GOAL OF THE EXERCISE: Please show all lines of the records that include "collapse".

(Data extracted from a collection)

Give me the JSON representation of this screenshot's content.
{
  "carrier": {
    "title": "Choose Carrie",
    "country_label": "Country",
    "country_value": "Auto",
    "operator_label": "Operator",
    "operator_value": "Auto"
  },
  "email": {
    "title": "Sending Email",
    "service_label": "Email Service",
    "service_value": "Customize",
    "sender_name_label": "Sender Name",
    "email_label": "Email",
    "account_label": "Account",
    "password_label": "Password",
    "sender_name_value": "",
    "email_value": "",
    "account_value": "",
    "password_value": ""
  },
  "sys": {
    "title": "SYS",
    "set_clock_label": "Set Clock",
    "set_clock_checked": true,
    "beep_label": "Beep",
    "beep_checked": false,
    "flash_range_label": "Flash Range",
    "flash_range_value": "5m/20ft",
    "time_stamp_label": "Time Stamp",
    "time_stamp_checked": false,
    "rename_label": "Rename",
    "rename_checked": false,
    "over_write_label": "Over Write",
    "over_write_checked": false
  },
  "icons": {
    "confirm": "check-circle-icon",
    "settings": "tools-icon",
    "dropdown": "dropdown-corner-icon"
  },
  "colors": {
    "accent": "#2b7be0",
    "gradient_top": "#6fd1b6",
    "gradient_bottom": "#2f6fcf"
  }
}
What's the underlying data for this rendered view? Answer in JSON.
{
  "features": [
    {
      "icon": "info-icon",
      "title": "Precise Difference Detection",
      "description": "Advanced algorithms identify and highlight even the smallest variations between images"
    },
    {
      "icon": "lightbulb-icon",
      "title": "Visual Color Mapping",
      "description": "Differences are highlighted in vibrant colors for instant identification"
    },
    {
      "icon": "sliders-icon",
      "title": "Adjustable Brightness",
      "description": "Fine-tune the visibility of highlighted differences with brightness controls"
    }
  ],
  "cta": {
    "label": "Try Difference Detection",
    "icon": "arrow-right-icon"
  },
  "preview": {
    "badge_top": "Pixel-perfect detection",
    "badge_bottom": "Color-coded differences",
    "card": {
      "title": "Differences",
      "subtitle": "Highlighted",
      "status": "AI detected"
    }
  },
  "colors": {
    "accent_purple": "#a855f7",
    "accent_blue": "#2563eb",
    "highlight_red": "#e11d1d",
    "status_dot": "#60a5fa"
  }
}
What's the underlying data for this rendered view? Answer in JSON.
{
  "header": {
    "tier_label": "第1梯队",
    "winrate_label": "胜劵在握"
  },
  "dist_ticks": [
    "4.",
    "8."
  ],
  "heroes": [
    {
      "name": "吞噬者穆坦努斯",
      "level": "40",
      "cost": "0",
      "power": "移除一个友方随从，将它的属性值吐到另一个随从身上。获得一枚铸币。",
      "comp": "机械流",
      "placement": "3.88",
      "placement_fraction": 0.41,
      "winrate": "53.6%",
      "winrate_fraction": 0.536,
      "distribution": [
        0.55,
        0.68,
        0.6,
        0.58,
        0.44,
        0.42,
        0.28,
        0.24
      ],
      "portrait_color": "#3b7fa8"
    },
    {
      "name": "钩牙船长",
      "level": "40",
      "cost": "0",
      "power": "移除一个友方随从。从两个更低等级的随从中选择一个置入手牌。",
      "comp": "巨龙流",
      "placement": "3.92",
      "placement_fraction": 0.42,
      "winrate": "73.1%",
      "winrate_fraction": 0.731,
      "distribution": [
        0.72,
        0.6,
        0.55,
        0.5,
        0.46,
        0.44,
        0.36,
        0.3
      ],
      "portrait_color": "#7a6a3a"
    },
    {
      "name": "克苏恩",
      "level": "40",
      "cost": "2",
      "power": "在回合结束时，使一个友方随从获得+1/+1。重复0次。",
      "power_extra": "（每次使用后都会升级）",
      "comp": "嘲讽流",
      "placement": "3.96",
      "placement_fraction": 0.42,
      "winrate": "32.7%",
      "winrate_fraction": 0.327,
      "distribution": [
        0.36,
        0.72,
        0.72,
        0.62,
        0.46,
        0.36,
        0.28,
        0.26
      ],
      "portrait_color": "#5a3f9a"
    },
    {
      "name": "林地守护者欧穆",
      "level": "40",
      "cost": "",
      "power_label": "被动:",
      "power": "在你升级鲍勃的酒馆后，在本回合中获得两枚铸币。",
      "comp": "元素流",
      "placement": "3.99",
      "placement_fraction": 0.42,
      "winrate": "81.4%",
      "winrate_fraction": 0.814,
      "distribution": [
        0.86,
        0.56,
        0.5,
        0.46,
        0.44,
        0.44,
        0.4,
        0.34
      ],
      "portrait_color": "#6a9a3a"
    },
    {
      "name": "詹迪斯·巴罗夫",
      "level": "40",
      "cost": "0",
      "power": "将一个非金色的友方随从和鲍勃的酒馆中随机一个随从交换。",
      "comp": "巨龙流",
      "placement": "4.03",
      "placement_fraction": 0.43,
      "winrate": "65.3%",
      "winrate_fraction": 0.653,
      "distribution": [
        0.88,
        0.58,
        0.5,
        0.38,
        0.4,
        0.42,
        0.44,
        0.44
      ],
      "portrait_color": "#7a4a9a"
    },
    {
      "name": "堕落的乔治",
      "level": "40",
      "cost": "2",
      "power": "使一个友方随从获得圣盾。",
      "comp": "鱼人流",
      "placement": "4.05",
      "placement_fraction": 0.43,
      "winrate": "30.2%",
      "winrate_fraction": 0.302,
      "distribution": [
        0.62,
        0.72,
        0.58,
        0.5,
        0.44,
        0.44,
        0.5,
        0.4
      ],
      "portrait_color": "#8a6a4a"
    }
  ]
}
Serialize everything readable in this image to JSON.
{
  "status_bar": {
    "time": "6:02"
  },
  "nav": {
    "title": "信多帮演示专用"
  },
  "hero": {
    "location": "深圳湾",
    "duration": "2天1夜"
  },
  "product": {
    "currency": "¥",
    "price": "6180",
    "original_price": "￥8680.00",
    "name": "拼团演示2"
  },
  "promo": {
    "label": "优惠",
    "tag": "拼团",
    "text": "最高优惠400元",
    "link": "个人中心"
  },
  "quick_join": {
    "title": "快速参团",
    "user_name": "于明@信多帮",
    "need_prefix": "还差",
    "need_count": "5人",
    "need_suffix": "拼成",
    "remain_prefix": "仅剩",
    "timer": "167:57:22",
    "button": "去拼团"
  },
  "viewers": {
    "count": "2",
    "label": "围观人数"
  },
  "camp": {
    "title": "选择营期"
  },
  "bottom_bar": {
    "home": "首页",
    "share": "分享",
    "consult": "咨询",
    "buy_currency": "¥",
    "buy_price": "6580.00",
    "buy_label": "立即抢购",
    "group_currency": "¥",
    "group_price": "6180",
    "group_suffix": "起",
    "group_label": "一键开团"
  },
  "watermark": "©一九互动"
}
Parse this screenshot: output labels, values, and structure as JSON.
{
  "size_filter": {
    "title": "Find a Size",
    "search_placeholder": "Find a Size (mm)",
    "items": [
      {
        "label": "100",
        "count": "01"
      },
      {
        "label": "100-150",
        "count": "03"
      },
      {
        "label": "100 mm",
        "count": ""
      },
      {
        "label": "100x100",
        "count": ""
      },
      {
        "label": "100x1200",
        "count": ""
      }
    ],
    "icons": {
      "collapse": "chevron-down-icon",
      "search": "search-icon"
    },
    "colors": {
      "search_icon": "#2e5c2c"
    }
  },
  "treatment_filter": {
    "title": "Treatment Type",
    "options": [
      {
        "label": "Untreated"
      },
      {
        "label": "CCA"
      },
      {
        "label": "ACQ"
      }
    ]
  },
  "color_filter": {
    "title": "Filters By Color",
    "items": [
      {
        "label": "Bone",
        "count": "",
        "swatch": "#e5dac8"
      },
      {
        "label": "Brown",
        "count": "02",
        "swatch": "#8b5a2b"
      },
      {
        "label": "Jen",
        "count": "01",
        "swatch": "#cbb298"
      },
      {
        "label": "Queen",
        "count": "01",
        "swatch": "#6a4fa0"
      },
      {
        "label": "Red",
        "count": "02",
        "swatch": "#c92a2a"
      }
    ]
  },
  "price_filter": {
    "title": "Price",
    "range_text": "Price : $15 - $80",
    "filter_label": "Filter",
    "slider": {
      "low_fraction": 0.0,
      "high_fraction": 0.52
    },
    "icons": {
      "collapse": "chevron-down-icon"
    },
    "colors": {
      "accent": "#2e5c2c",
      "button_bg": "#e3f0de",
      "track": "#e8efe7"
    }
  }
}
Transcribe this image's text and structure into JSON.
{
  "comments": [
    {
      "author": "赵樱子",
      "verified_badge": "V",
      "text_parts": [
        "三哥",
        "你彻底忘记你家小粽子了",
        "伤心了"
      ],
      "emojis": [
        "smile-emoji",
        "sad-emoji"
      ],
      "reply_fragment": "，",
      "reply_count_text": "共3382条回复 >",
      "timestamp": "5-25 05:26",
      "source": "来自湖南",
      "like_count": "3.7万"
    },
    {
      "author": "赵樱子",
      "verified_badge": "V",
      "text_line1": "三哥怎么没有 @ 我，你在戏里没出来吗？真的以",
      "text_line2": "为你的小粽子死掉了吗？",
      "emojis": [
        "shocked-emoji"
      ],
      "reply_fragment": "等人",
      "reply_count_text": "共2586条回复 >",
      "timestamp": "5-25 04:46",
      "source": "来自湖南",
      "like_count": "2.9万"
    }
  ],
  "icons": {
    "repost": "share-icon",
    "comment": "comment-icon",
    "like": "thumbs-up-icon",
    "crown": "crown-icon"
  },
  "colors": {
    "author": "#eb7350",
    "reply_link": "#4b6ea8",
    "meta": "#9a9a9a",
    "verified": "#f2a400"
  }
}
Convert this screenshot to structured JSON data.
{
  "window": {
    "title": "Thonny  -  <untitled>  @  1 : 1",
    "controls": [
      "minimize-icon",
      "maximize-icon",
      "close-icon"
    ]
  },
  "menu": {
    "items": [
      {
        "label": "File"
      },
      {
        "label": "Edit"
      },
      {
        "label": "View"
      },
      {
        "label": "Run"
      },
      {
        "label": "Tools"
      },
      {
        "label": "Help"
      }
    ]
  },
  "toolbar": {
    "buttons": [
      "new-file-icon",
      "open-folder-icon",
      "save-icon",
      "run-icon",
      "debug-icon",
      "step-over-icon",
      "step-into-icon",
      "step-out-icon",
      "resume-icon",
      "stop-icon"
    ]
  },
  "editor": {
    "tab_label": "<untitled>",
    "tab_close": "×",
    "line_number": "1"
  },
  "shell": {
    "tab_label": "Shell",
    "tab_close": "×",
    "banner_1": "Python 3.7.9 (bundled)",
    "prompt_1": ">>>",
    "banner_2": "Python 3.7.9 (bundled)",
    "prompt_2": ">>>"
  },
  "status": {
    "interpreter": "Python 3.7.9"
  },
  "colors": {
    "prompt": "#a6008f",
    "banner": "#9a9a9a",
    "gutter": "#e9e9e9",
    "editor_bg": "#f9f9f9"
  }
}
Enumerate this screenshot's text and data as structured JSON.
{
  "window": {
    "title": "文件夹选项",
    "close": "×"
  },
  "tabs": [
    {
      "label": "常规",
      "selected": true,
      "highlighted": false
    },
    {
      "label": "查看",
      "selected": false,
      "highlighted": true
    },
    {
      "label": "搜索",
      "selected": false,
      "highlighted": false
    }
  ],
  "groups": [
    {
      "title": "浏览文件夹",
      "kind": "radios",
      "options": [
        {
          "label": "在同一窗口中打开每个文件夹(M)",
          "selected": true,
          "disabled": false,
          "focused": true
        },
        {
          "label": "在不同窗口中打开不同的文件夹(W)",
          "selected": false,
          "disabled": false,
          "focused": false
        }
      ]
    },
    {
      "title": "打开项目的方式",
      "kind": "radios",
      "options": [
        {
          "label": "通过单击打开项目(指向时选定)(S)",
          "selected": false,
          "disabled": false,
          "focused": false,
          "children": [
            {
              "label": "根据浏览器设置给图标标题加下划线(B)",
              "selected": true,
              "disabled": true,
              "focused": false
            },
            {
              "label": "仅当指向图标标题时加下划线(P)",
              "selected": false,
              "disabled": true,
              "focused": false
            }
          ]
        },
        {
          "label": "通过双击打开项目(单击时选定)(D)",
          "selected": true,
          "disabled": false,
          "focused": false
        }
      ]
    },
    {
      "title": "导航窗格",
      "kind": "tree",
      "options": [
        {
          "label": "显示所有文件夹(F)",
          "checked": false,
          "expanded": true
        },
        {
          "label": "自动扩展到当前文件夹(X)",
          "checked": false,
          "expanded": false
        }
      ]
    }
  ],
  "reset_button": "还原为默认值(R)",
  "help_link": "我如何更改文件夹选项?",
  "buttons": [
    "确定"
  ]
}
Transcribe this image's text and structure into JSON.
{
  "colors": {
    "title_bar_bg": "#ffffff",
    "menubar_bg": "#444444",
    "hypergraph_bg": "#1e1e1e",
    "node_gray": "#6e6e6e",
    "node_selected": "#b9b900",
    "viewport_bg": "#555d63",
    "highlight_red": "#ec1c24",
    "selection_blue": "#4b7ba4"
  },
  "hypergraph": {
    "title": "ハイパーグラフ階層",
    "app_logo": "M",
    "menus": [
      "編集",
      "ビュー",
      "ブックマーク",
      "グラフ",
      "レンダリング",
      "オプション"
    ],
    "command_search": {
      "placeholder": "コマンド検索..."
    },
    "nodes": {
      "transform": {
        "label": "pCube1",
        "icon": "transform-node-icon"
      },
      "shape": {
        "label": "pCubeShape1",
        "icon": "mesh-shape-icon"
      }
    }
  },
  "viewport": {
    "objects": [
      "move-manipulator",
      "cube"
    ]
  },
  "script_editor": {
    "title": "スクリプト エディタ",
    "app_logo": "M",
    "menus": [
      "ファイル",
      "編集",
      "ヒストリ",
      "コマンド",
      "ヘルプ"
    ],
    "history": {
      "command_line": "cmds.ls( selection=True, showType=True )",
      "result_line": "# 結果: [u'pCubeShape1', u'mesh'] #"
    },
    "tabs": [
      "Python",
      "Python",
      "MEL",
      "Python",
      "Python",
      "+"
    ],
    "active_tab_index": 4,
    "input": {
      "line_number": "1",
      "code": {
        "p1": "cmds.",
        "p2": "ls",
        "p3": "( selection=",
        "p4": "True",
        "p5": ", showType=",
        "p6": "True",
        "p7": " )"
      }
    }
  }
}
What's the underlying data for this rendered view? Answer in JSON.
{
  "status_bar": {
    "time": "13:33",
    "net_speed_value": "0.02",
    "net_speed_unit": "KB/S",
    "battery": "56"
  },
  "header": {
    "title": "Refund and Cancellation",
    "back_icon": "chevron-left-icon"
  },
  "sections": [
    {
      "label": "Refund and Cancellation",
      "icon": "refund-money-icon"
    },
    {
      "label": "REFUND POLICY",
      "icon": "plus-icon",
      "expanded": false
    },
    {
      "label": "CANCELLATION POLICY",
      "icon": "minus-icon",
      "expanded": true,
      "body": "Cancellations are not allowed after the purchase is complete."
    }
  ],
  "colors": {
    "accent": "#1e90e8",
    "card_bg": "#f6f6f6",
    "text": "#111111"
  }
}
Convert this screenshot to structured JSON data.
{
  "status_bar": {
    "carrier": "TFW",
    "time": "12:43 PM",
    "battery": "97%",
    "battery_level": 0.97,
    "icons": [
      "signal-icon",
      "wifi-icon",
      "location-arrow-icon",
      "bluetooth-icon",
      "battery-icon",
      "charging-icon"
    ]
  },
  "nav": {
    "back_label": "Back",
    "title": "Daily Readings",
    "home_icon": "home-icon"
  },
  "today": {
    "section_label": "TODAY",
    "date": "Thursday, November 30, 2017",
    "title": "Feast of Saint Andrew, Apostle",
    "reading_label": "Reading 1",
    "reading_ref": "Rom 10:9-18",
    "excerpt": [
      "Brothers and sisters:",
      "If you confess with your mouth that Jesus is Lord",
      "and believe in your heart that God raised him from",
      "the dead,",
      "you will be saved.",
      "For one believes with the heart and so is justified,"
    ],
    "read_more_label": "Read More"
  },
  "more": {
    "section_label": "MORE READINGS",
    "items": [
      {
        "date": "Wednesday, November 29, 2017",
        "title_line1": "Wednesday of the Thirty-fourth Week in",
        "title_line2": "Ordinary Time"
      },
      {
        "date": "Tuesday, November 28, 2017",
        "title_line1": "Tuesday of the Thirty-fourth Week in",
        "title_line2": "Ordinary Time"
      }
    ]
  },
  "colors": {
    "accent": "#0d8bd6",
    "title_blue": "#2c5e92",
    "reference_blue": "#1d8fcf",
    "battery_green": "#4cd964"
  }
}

TASK RESULT:
      "collapse": "chevron-down-icon",
      "collapse": "chevron-down-icon"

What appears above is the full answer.